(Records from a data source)
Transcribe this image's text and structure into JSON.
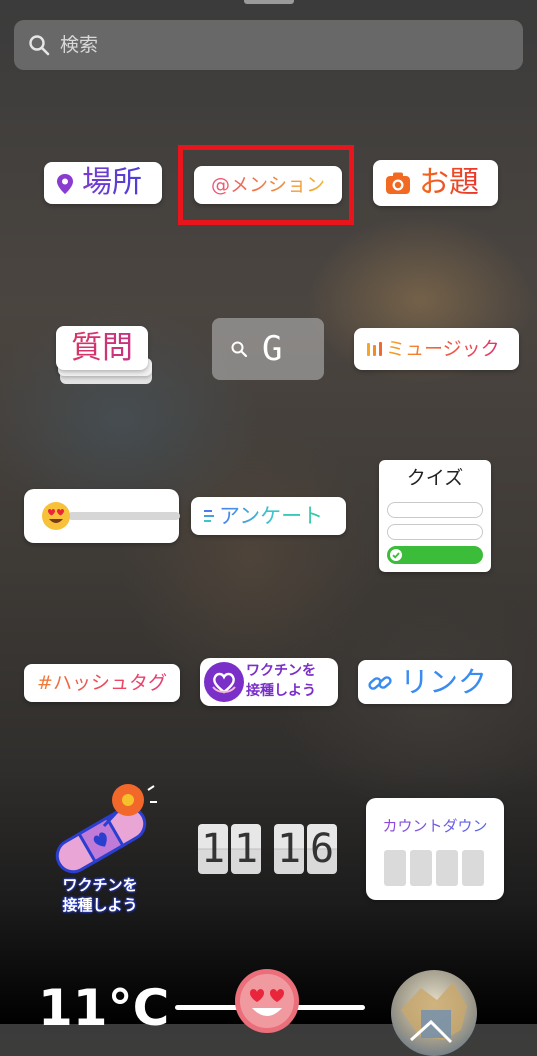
{
  "search": {
    "placeholder": "検索"
  },
  "stickers": {
    "location": "場所",
    "mention": "@メンション",
    "theme": "お題",
    "question": "質問",
    "gif_search": "G",
    "music": "ミュージック",
    "poll": "アンケート",
    "quiz": "クイズ",
    "hashtag": "#ハッシュタグ",
    "vaccine_line1": "ワクチンを",
    "vaccine_line2": "接種しよう",
    "link": "リンク",
    "bandage_line1": "ワクチンを",
    "bandage_line2": "接種しよう",
    "clock_digits": [
      "1",
      "1",
      "1",
      "6"
    ],
    "countdown": "カウントダウン",
    "temperature": "11°C"
  },
  "icons": {
    "search": "search-icon",
    "location": "location-pin-icon",
    "theme": "camera-icon",
    "music": "music-bars-icon",
    "link": "link-icon"
  },
  "colors": {
    "highlight": "#e8161c",
    "quiz_correct": "#3bbd3a"
  }
}
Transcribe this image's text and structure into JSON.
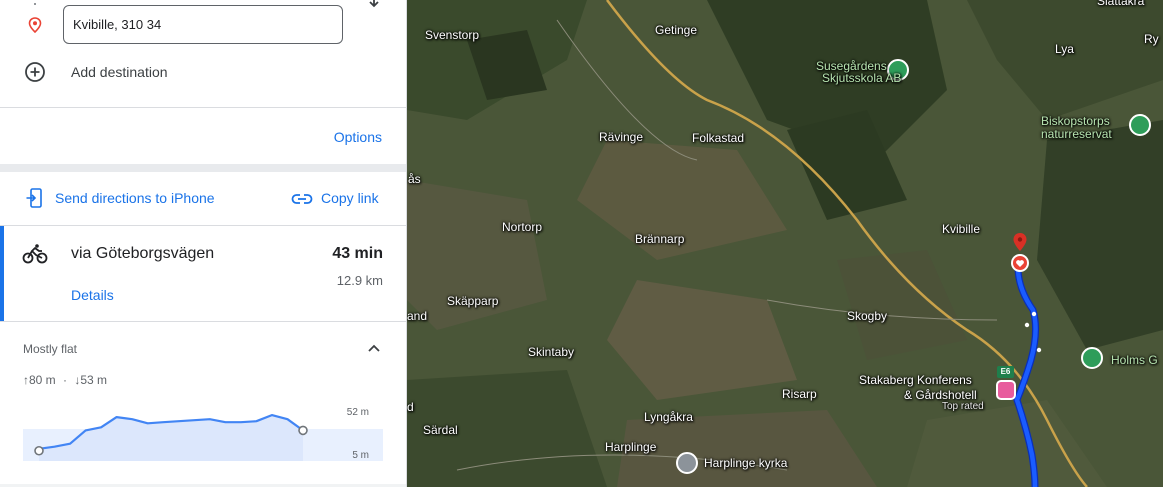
{
  "directions": {
    "destination_value": "Kvibille, 310 34",
    "add_destination_label": "Add destination",
    "options_label": "Options",
    "send_label": "Send directions to iPhone",
    "copy_label": "Copy link"
  },
  "route": {
    "mode_icon": "bicycle-icon",
    "via": "via Göteborgsvägen",
    "duration": "43 min",
    "distance": "12.9 km",
    "details_label": "Details"
  },
  "elevation": {
    "title": "Mostly flat",
    "ascent": "80 m",
    "descent": "53 m",
    "separator": "·",
    "max_label": "52 m",
    "min_label": "5 m",
    "profile": [
      12,
      14,
      17,
      30,
      33,
      43,
      41,
      37,
      38,
      39,
      40,
      41,
      38,
      38,
      39,
      45,
      41,
      30
    ]
  },
  "map": {
    "places": [
      "Svenstorp",
      "Getinge",
      "Susegårdens",
      "Skjutsskola AB",
      "Lya",
      "Ry",
      "Biskopstorps",
      "naturreservat",
      "Rävinge",
      "Folkastad",
      "Kvibille",
      "Nortorp",
      "Brännarp",
      "Skäpparp",
      "Skogby",
      "Skintaby",
      "Holms G",
      "Stakaberg Konferens",
      "& Gårdshotell",
      "Top rated",
      "Risarp",
      "Lyngåkra",
      "Harplinge",
      "Särdal",
      "Harplinge kyrka",
      "Slättakra",
      "ås",
      "and",
      "d"
    ],
    "road_badge": "E6",
    "accent_colors": {
      "route": "#1a5cff",
      "marker": "#ea4335",
      "hotel": "#e85c9d",
      "park": "#2e9d5a"
    }
  }
}
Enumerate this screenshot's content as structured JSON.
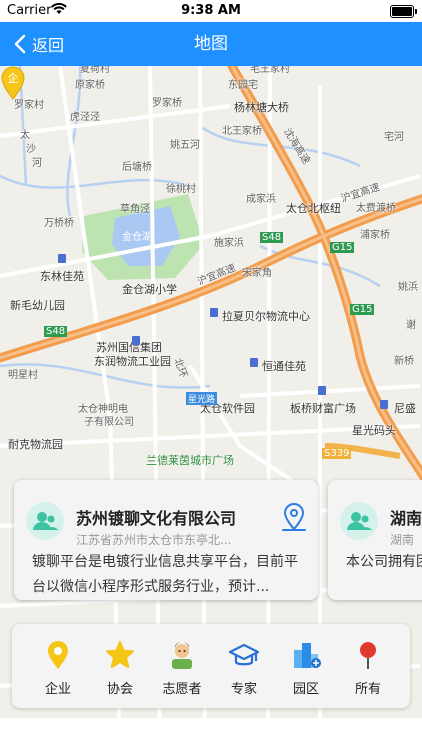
{
  "status_bar": {
    "carrier": "Carrier",
    "time": "9:38 AM"
  },
  "nav": {
    "back_label": "返回",
    "title": "地图"
  },
  "map": {
    "labels": {
      "l1": "夏荷村",
      "l2": "罗家桥",
      "l3": "罗家村",
      "l4": "虎泾泾",
      "l5": "太",
      "l6": "沙",
      "l7": "河",
      "l8": "后塘桥",
      "l9": "草角泾",
      "l10": "万桥桥",
      "l11": "金仓湖",
      "l12": "东林佳苑",
      "l13": "新毛幼儿园",
      "l14": "金仓湖小学",
      "l15": "S48",
      "l16": "苏州国信集团",
      "l17": "东润物流工业园",
      "l18": "明星村",
      "l19": "太仓神明电",
      "l20": "子有限公司",
      "l21": "耐克物流园",
      "l22": "兰德莱茵城市广场",
      "l23": "杨林塘大桥",
      "l24": "北王家桥",
      "l25": "姚五河",
      "l26": "徐桃村",
      "l27": "成家浜",
      "l28": "施家浜",
      "l29": "太仓北枢纽",
      "l30": "宋家角",
      "l31": "拉夏贝尔物流中心",
      "l32": "恒通佳苑",
      "l33": "板桥财富广场",
      "l34": "太仓软件园",
      "l35": "星光码头",
      "l36": "S339",
      "l37": "G15",
      "l38": "浦家桥",
      "l39": "沪宜高速",
      "l40": "沈海高速",
      "l41": "尼盛",
      "l42": "新桥",
      "l43": "宅河",
      "l44": "太费渡桥",
      "l45": "S48",
      "l46": "浦家桥",
      "l47": "毛王家村",
      "l48": "东园宅",
      "l49": "原家桥",
      "l50": "姚浜",
      "l51": "谢",
      "l52": "北",
      "l53": "G15",
      "l54": "沪宜高速",
      "l55": "北环",
      "l56": "星光路"
    }
  },
  "cards": [
    {
      "name": "苏州镀聊文化有限公司",
      "address": "江苏省苏州市太仓市东亭北...",
      "description": "镀聊平台是电镀行业信息共享平台，目前平台以微信小程序形式服务行业，预计..."
    },
    {
      "name": "湖南",
      "address": "湖南",
      "description": "本公司拥有团队与中i"
    }
  ],
  "categories": [
    {
      "label": "企业",
      "icon": "location-pin-icon",
      "color": "#f5c518"
    },
    {
      "label": "协会",
      "icon": "star-icon",
      "color": "#f5c518"
    },
    {
      "label": "志愿者",
      "icon": "volunteer-icon",
      "color": "#f2a33a"
    },
    {
      "label": "专家",
      "icon": "graduation-cap-icon",
      "color": "#2b6fd6"
    },
    {
      "label": "园区",
      "icon": "buildings-icon",
      "color": "#2b8ce8"
    },
    {
      "label": "所有",
      "icon": "map-pin-icon",
      "color": "#e03a2f"
    }
  ],
  "colors": {
    "nav": "#1e90ff",
    "highway": "#f39c4b",
    "water": "#a9c9f3",
    "park": "#bde3b0"
  }
}
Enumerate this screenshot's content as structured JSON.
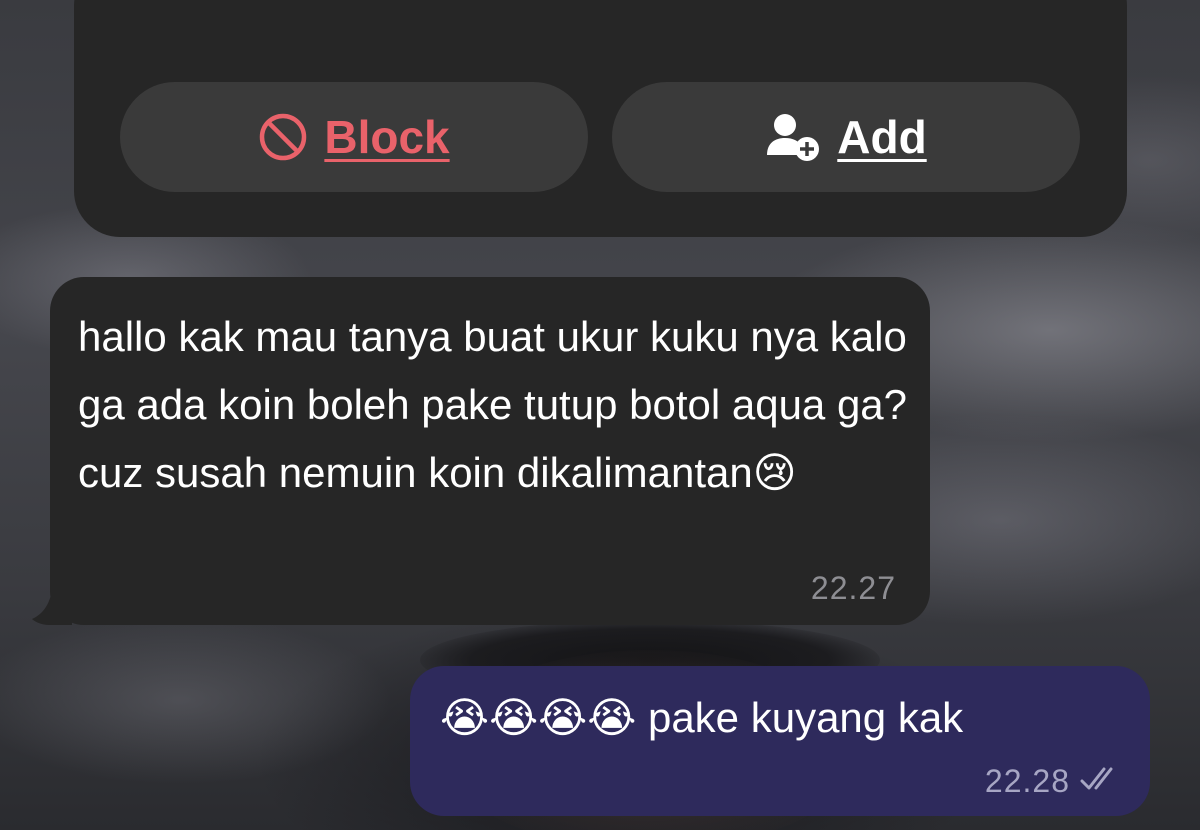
{
  "header_card": {
    "block_label": "Block",
    "add_label": "Add",
    "block_color": "#e9626a"
  },
  "messages": [
    {
      "direction": "incoming",
      "text": "hallo kak mau tanya buat ukur kuku nya kalo ga ada koin boleh pake tutup botol aqua ga? cuz susah nemuin koin dikalimantan😢",
      "time": "22.27"
    },
    {
      "direction": "outgoing",
      "text": "😭😭😭😭 pake kuyang kak",
      "time": "22.28",
      "status_icon": "double-check-icon"
    }
  ],
  "colors": {
    "incoming_bubble": "#262626",
    "outgoing_bubble": "#2e2a5c",
    "card_background": "#262626",
    "button_background": "#3a3a3a"
  }
}
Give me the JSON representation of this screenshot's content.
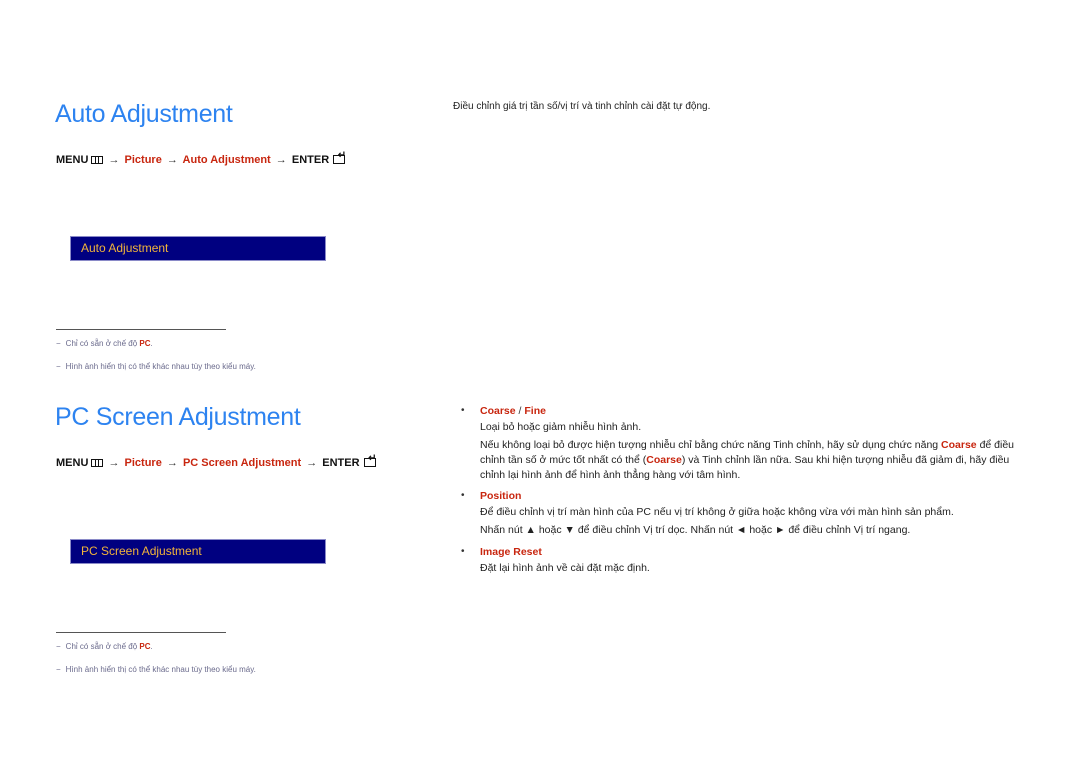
{
  "colors": {
    "heading": "#2d83f0",
    "accent_red": "#c8260f",
    "osd_background": "#000080",
    "osd_text": "#f2b43a"
  },
  "auto_adjustment": {
    "title": "Auto Adjustment",
    "description": "Điều chỉnh giá trị tần số/vị trí và tinh chỉnh cài đặt tự động.",
    "path": {
      "menu": "MENU",
      "menu_icon": "menu-grid-icon",
      "arrow": "→",
      "picture": "Picture",
      "item": "Auto Adjustment",
      "enter": "ENTER",
      "enter_icon": "enter-icon"
    },
    "osd_label": "Auto Adjustment",
    "notes": [
      {
        "dash": "−",
        "text": "Chỉ có sẵn ở chế độ ",
        "highlight": "PC",
        "suffix": "."
      },
      {
        "dash": "−",
        "text": "Hình ảnh hiển thị có thể khác nhau tùy theo kiểu máy."
      }
    ]
  },
  "pc_screen_adjustment": {
    "title": "PC Screen Adjustment",
    "path": {
      "menu": "MENU",
      "menu_icon": "menu-grid-icon",
      "arrow": "→",
      "picture": "Picture",
      "item": "PC Screen Adjustment",
      "enter": "ENTER",
      "enter_icon": "enter-icon"
    },
    "osd_label": "PC Screen Adjustment",
    "notes": [
      {
        "dash": "−",
        "text": "Chỉ có sẵn ở chế độ ",
        "highlight": "PC",
        "suffix": "."
      },
      {
        "dash": "−",
        "text": "Hình ảnh hiển thị có thể khác nhau tùy theo kiểu máy."
      }
    ],
    "bullets": [
      {
        "dot": "•",
        "title_a": "Coarse",
        "separator": " / ",
        "title_b": "Fine",
        "line1": "Loại bỏ hoặc giảm nhiễu hình ảnh.",
        "para_a": "Nếu không loại bỏ được hiện tượng nhiễu chỉ bằng chức năng Tinh chỉnh, hãy sử dụng chức năng ",
        "para_hl1": "Coarse",
        "para_b": " để điều chỉnh tần số ở mức tốt nhất có thể (",
        "para_hl2": "Coarse",
        "para_c": ") và Tinh chỉnh lần nữa. Sau khi hiện tượng nhiễu đã giảm đi, hãy điều chỉnh lại hình ảnh để hình ảnh thẳng hàng với tâm hình."
      },
      {
        "dot": "•",
        "title": "Position",
        "line1": "Để điều chỉnh vị trí màn hình của PC nếu vị trí không ở giữa hoặc không vừa với màn hình sản phẩm.",
        "line2": "Nhấn nút ▲ hoặc ▼ để điều chỉnh Vị trí dọc. Nhấn nút ◄ hoặc ► để điều chỉnh Vị trí ngang."
      },
      {
        "dot": "•",
        "title": "Image Reset",
        "line1": "Đặt lại hình ảnh về cài đặt mặc định."
      }
    ]
  }
}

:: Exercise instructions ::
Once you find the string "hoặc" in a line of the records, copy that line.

:: Result of the exercise ::
        "line1": "Loại bỏ hoặc giảm nhiễu hình ảnh.",
        "line1": "Để điều chỉnh vị trí màn hình của PC nếu vị trí không ở giữa hoặc không vừa với màn hình sản phẩm.",
        "line2": "Nhấn nút ▲ hoặc ▼ để điều chỉnh Vị trí dọc. Nhấn nút ◄ hoặc ► để điều chỉnh Vị trí ngang."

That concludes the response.